Thursday, September 29, 2011

What do you want, and when do you want it?

It's too bad I'm not the only one who is befuddled about Occupy Wall Street.  I'm pretty darn politically aware, and don't need a lot of hand-holding in approaching social issues, but I'm noticing that I lose interest when it comes to insubstantial ideas.  Yes, I want it to be possible to get by in this country.  I'm very interested in how exactly that can be made to happen, but stuff that is literally impossible is lucky if it gets a shrug from me.  Also, anything with a "Step 2. ?? Step 3. Profit!"

Step 1.  Occupy Wall Street.  Right on.
Step 2. This is what I am missing
Step 3. Thank God it's over.

I don't think that there are too many people unaware of our huge recession.  So it's starting to look like:

Step 1: Underestimate the intelligence of everyone
Step 2: Hey, wtf
Step 3: everyone is mad

What we need awareness of is what we need to do.  The problem is pretty damned obvious.  Though, I do look forward to Reimagine Work, the upcoming conference that seeks a roadmap to an economy that people can live with.  As far as I know, the basic premise is to uncouple income from work.  Now that's interesting.  It's a bit radical for my blood, but something's gotta give.  

4 comments:

Sara E Anderson said...

A note: the title of this post was originally something dumb, and I changed it. I completely changed my concept for this post several times, and the title suffered for it.

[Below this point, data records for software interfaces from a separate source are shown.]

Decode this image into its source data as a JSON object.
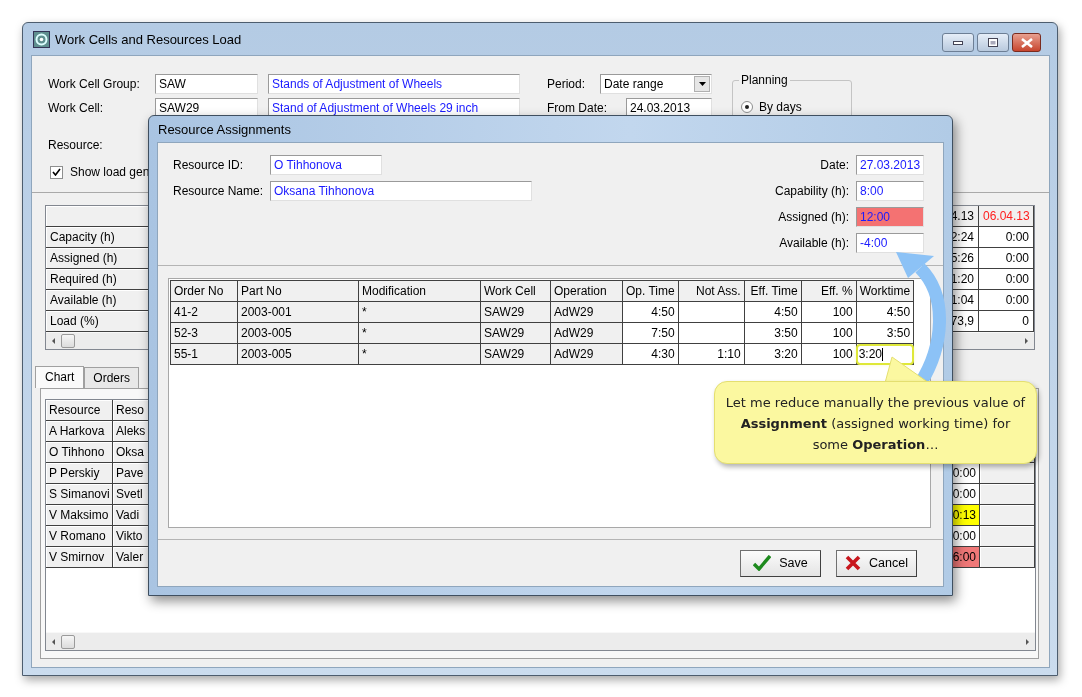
{
  "window": {
    "title": "Work Cells and Resources Load"
  },
  "form": {
    "work_cell_group": {
      "label": "Work Cell Group:",
      "code": "SAW",
      "name": "Stands of Adjustment of Wheels"
    },
    "work_cell": {
      "label": "Work Cell:",
      "code": "SAW29",
      "name": "Stand of Adjustment of Wheels 29 inch"
    },
    "resource": {
      "label": "Resource:"
    },
    "period": {
      "label": "Period:",
      "value": "Date range"
    },
    "from_date": {
      "label": "From Date:",
      "value": "24.03.2013"
    },
    "show_load": {
      "label": "Show load gen",
      "checked": true
    }
  },
  "planning": {
    "title": "Planning",
    "options": [
      {
        "label": "By days",
        "selected": true
      }
    ]
  },
  "load_grid": {
    "rows": [
      "Capacity (h)",
      "Assigned (h)",
      "Required (h)",
      "Available (h)",
      "Load (%)"
    ],
    "columns": [
      {
        "header": "4.13",
        "weekend": false,
        "values": [
          "2:24",
          "5:26",
          "1:20",
          "1:04",
          "73,9"
        ]
      },
      {
        "header": "06.04.13",
        "weekend": true,
        "values": [
          "0:00",
          "0:00",
          "0:00",
          "0:00",
          "0"
        ]
      }
    ]
  },
  "tabs": [
    {
      "label": "Chart",
      "selected": true
    },
    {
      "label": "Orders",
      "selected": false
    }
  ],
  "resource_grid": {
    "columns": [
      "Resource",
      "Reso"
    ],
    "rows": [
      {
        "resource": "A Harkova",
        "name": "Aleks"
      },
      {
        "resource": "O Tihhono",
        "name": "Oksa"
      },
      {
        "resource": "P Perskiy",
        "name": "Pave",
        "value": "0:00"
      },
      {
        "resource": "S Simanovi",
        "name": "Svetl",
        "value": "0:00"
      },
      {
        "resource": "V Maksimo",
        "name": "Vadi",
        "value": "0:13",
        "color": "#ffff00"
      },
      {
        "resource": "V Romano",
        "name": "Vikto",
        "value": "0:00"
      },
      {
        "resource": "V Smirnov",
        "name": "Valer",
        "value": "6:00",
        "color": "#f07878"
      }
    ]
  },
  "dialog": {
    "title": "Resource Assignments",
    "left_fields": [
      {
        "label": "Resource ID:",
        "value": "O Tihhonova"
      },
      {
        "label": "Resource Name:",
        "value": "Oksana Tihhonova"
      }
    ],
    "right_fields": [
      {
        "label": "Date:",
        "value": "27.03.2013",
        "alert": false
      },
      {
        "label": "Capability (h):",
        "value": "8:00",
        "alert": false
      },
      {
        "label": "Assigned (h):",
        "value": "12:00",
        "alert": true
      },
      {
        "label": "Available (h):",
        "value": "-4:00",
        "alert": false
      }
    ],
    "table": {
      "columns": [
        {
          "label": "Order No",
          "kind": "text"
        },
        {
          "label": "Part No",
          "kind": "text"
        },
        {
          "label": "Modification",
          "kind": "text"
        },
        {
          "label": "Work Cell",
          "kind": "text"
        },
        {
          "label": "Operation",
          "kind": "text"
        },
        {
          "label": "Op. Time",
          "kind": "number"
        },
        {
          "label": "Not Ass.",
          "kind": "number"
        },
        {
          "label": "Eff. Time",
          "kind": "number"
        },
        {
          "label": "Eff. %",
          "kind": "number"
        },
        {
          "label": "Worktime",
          "kind": "number"
        }
      ],
      "rows": [
        {
          "editing": false,
          "cells": [
            "41-2",
            "2003-001",
            "*",
            "SAW29",
            "AdW29",
            "4:50",
            null,
            "4:50",
            "100",
            "4:50"
          ]
        },
        {
          "editing": false,
          "cells": [
            "52-3",
            "2003-005",
            "*",
            "SAW29",
            "AdW29",
            "7:50",
            null,
            "3:50",
            "100",
            "3:50"
          ]
        },
        {
          "editing": true,
          "cells": [
            "55-1",
            "2003-005",
            "*",
            "SAW29",
            "AdW29",
            "4:30",
            "1:10",
            "3:20",
            "100",
            "3:20"
          ]
        }
      ]
    },
    "buttons": [
      {
        "label": "Save",
        "kind": "save"
      },
      {
        "label": "Cancel",
        "kind": "cancel"
      }
    ]
  },
  "callout": {
    "text": "Let me reduce manually the previous value of **Assignment** (assigned working time) for some **Operation**…"
  }
}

ballgame said...

I think the point of the protests is to raise awareness that there really is a Left that exists in this country, and that there are options beyond the This Party Is Batshit Crazy and This Party Sucks But Not Quite As Much box that the media shoves everything into.

I think a lot of people know that the rich are the main ones responsible for fucking up our economy, but they don't know that anyone else knows that, and so the fact just sort of drifts out of their consciousness into the 'fact of life, whaddya gonna do' category. When protests get big enough (and hopefully some smart FDR-like people start working on fixing the system — Elizabeth Warren???), those people realize that what they know isn't just true, but is also relevant.

BTW, Sara, are you still active at Cogitamus? I find it very odd that the protests haven't even been mentioned over there.

Anonymous said...

hi, in germany we have a similar idea "growing", mostly within local parties, call the "bedingunsloses grundeinkommen" (an "unconditional income for everyone)". its first goal is also to cut the income from its relation to the work and ensure that everyone gets some money (people talk about more or less 1500 euro). with this "income" people should be able to life a life in dignity, using the humanitarian voice at this point. there a lot different kinds of this idea, that change on finance or other necessary detials. go look it up, should find english articels about it.

Sara E Anderson said...

I've been trying to warm up to an audience around these parts before stepping back in there. (I also was wondering if it would be weird to just show up again out of nowhere, but what the hell.)

But I think you've got something there. It's not precisely what I'd like, but I'm used to taking what I can get when it comes to politics.